WASHINGTON -- Interest rates on short-term Treasury bills fell in yesterday's auction with three-month bills dropping to the lowest level in nearly three months.

The Treasury Department auctioned $20 billion in three-month bills at a discount rate of 4.930 percent, down from 4.965 percent last week. Another $16 billion in six-month bills was auctioned at a discount rate of 4.910 percent, down from 4.920 percent last week.

The three-month rate was the lowest since these bills averaged 4.875 percent on Dec. 26 of last year. The six-month rate was the lowest since these bills brought 4.855 percent two weeks ago.

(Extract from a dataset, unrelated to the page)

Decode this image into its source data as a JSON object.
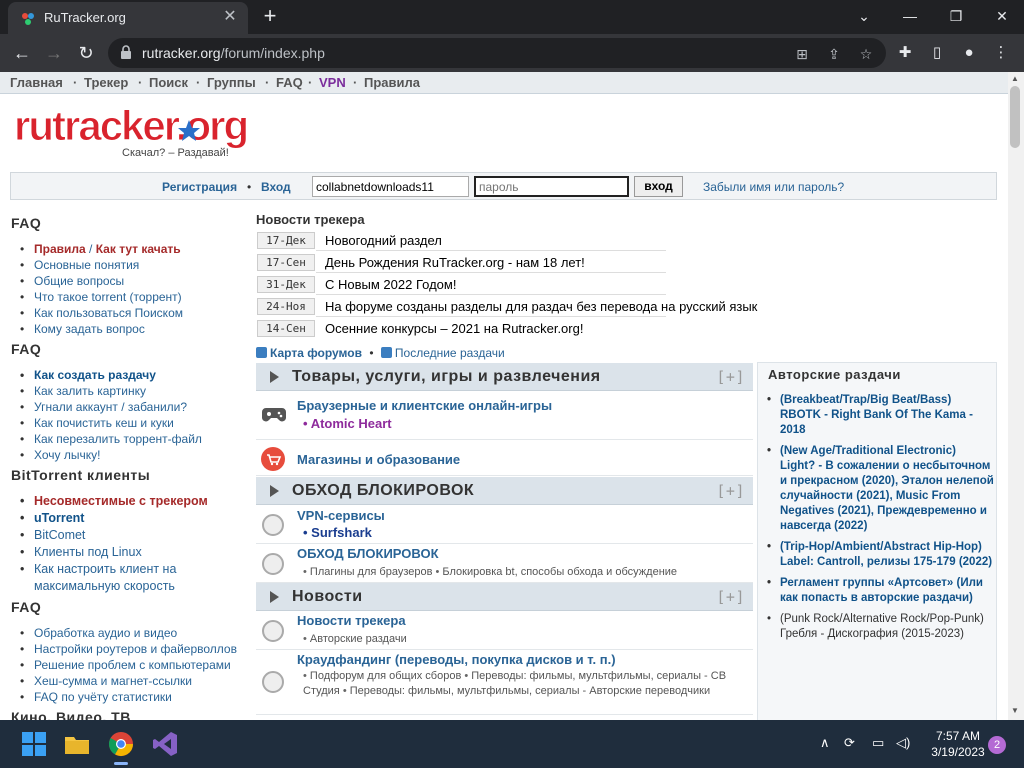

The discount rates reflect that the bills sell for less than face value. For a $10,000 bill, the three-month price was $9,875.38 while a six-month bill sold for $9,751.77.

Separately, the Federal Reserve said yesterday the average yield for one-year Treasury bills, a popular index for making changes in adjustable rate mortgages, edged up slightly to 4.93 percent last week, compared to 4.92 percent the previous week.